What is required:
Each line of the data below must be reproduced without any change.

=-=-=-=-=

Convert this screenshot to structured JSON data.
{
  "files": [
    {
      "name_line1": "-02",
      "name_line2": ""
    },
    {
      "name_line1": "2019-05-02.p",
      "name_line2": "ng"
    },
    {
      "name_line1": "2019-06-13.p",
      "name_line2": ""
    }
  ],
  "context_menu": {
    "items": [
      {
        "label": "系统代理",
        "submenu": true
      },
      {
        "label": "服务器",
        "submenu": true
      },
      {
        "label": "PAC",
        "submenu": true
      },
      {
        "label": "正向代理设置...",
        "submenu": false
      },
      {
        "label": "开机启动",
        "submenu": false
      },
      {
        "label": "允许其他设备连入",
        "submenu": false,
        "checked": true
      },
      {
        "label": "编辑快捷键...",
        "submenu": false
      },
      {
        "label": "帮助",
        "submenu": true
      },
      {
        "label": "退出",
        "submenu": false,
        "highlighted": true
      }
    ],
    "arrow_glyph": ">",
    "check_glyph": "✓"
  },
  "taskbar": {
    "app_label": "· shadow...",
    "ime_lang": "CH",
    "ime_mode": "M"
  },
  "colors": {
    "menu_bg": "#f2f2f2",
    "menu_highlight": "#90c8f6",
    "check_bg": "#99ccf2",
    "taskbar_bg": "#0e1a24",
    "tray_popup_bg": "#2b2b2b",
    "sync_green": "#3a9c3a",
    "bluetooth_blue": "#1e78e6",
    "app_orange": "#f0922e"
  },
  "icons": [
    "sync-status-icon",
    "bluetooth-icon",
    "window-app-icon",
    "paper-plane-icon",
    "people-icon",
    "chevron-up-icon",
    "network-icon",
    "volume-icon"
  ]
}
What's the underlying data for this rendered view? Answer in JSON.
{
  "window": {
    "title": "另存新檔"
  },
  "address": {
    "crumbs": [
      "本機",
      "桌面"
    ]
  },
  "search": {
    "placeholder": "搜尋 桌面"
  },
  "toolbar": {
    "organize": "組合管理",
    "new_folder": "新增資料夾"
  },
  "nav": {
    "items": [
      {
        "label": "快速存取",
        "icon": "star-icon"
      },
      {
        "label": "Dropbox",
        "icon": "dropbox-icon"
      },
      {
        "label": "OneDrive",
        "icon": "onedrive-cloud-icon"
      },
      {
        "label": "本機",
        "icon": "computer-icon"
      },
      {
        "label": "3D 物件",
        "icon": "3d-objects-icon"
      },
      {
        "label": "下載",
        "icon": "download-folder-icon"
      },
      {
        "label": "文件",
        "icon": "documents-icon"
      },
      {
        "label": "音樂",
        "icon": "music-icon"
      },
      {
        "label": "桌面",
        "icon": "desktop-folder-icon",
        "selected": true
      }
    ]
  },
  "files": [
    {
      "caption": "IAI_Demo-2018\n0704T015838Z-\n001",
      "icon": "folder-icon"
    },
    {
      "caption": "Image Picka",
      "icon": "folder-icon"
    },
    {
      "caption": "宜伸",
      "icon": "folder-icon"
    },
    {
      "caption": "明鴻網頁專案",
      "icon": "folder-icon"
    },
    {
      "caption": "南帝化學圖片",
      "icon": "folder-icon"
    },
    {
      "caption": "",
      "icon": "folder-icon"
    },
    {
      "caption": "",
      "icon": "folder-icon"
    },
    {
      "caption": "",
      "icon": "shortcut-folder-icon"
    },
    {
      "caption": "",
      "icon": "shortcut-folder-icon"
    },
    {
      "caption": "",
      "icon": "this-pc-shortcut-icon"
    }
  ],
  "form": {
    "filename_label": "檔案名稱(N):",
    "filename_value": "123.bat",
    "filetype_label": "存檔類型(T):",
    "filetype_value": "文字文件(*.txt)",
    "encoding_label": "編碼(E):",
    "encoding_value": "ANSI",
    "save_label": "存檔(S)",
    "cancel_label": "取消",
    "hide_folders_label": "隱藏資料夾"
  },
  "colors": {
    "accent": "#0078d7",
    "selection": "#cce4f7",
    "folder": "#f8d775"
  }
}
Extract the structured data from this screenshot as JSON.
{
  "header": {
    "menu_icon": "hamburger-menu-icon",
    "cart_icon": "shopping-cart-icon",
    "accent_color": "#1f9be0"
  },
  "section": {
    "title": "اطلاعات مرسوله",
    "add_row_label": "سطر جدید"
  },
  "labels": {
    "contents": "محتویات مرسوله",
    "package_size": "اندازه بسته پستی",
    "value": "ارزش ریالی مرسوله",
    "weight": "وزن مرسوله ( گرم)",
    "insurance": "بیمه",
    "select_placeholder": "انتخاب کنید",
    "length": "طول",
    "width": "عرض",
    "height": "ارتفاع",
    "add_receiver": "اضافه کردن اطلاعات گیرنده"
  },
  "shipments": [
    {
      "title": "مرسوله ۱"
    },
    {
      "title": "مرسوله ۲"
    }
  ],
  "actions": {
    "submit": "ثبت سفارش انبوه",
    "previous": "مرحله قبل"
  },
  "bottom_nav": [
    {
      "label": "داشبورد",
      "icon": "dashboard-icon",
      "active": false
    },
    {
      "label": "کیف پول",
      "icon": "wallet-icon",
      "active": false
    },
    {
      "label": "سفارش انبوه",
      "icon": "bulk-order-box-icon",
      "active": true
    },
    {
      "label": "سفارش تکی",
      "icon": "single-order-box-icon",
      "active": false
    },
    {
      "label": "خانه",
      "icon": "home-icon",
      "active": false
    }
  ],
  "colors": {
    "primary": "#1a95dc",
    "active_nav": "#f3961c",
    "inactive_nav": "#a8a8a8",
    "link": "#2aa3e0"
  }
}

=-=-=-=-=

Solved exercise:
Convert this screenshot to structured JSON data.
{
  "files": [
    {
      "name_line1": "-02",
      "name_line2": ""
    },
    {
      "name_line1": "2019-05-02.p",
      "name_line2": "ng"
    },
    {
      "name_line1": "2019-06-13.p",
      "name_line2": ""
    }
  ],
  "context_menu": {
    "items": [
      {
        "label": "系统代理",
        "submenu": true
      },
      {
        "label": "服务器",
        "submenu": true
      },
      {
        "label": "PAC",
        "submenu": true
      },
      {
        "label": "正向代理设置...",
        "submenu": false
      },
      {
        "label": "开机启动",
        "submenu": false
      },
      {
        "label": "允许其他设备连入",
        "submenu": false,
        "checked": true
      },
      {
        "label": "编辑快捷键...",
        "submenu": false
      },
      {
        "label": "帮助",
        "submenu": true
      },
      {
        "label": "退出",
        "submenu": false,
        "highlighted": true
      }
    ],
    "arrow_glyph": ">",
    "check_glyph": "✓"
  },
  "taskbar": {
    "app_label": "· shadow...",
    "ime_lang": "CH",
    "ime_mode": "M"
  },
  "colors": {
    "menu_bg": "#f2f2f2",
    "menu_highlight": "#90c8f6",
    "check_bg": "#99ccf2",
    "taskbar_bg": "#0e1a24",
    "tray_popup_bg": "#2b2b2b",
    "sync_green": "#3a9c3a",
    "bluetooth_blue": "#1e78e6",
    "app_orange": "#f0922e"
  },
  "icons": [
    "sync-status-icon",
    "bluetooth-icon",
    "window-app-icon",
    "paper-plane-icon",
    "people-icon",
    "chevron-up-icon",
    "network-icon",
    "volume-icon"
  ]
}
What's the underlying data for this rendered view? Answer in JSON.
{
  "window": {
    "title": "另存新檔"
  },
  "address": {
    "crumbs": [
      "本機",
      "桌面"
    ]
  },
  "search": {
    "placeholder": "搜尋 桌面"
  },
  "toolbar": {
    "organize": "組合管理",
    "new_folder": "新增資料夾"
  },
  "nav": {
    "items": [
      {
        "label": "快速存取",
        "icon": "star-icon"
      },
      {
        "label": "Dropbox",
        "icon": "dropbox-icon"
      },
      {
        "label": "OneDrive",
        "icon": "onedrive-cloud-icon"
      },
      {
        "label": "本機",
        "icon": "computer-icon"
      },
      {
        "label": "3D 物件",
        "icon": "3d-objects-icon"
      },
      {
        "label": "下載",
        "icon": "download-folder-icon"
      },
      {
        "label": "文件",
        "icon": "documents-icon"
      },
      {
        "label": "音樂",
        "icon": "music-icon"
      },
      {
        "label": "桌面",
        "icon": "desktop-folder-icon",
        "selected": true
      }
    ]
  },
  "files": [
    {
      "caption": "IAI_Demo-2018\n0704T015838Z-\n001",
      "icon": "folder-icon"
    },
    {
      "caption": "Image Picka",
      "icon": "folder-icon"
    },
    {
      "caption": "宜伸",
      "icon": "folder-icon"
    },
    {
      "caption": "明鴻網頁專案",
      "icon": "folder-icon"
    },
    {
      "caption": "南帝化學圖片",
      "icon": "folder-icon"
    },
    {
      "caption": "",
      "icon": "folder-icon"
    },
    {
      "caption": "",
      "icon": "folder-icon"
    },
    {
      "caption": "",
      "icon": "shortcut-folder-icon"
    },
    {
      "caption": "",
      "icon": "shortcut-folder-icon"
    },
    {
      "caption": "",
      "icon": "this-pc-shortcut-icon"
    }
  ],
  "form": {
    "filename_label": "檔案名稱(N):",
    "filename_value": "123.bat",
    "filetype_label": "存檔類型(T):",
    "filetype_value": "文字文件(*.txt)",
    "encoding_label": "編碼(E):",
    "encoding_value": "ANSI",
    "save_label": "存檔(S)",
    "cancel_label": "取消",
    "hide_folders_label": "隱藏資料夾"
  },
  "colors": {
    "accent": "#0078d7",
    "selection": "#cce4f7",
    "folder": "#f8d775"
  }
}
Extract the structured data from this screenshot as JSON.
{
  "header": {
    "menu_icon": "hamburger-menu-icon",
    "cart_icon": "shopping-cart-icon",
    "accent_color": "#1f9be0"
  },
  "section": {
    "title": "اطلاعات مرسوله",
    "add_row_label": "سطر جدید"
  },
  "labels": {
    "contents": "محتویات مرسوله",
    "package_size": "اندازه بسته پستی",
    "value": "ارزش ریالی مرسوله",
    "weight": "وزن مرسوله ( گرم)",
    "insurance": "بیمه",
    "select_placeholder": "انتخاب کنید",
    "length": "طول",
    "width": "عرض",
    "height": "ارتفاع",
    "add_receiver": "اضافه کردن اطلاعات گیرنده"
  },
  "shipments": [
    {
      "title": "مرسوله ۱"
    },
    {
      "title": "مرسوله ۲"
    }
  ],
  "actions": {
    "submit": "ثبت سفارش انبوه",
    "previous": "مرحله قبل"
  },
  "bottom_nav": [
    {
      "label": "داشبورد",
      "icon": "dashboard-icon",
      "active": false
    },
    {
      "label": "کیف پول",
      "icon": "wallet-icon",
      "active": false
    },
    {
      "label": "سفارش انبوه",
      "icon": "bulk-order-box-icon",
      "active": true
    },
    {
      "label": "سفارش تکی",
      "icon": "single-order-box-icon",
      "active": false
    },
    {
      "label": "خانه",
      "icon": "home-icon",
      "active": false
    }
  ],
  "colors": {
    "primary": "#1a95dc",
    "active_nav": "#f3961c",
    "inactive_nav": "#a8a8a8",
    "link": "#2aa3e0"
  }
}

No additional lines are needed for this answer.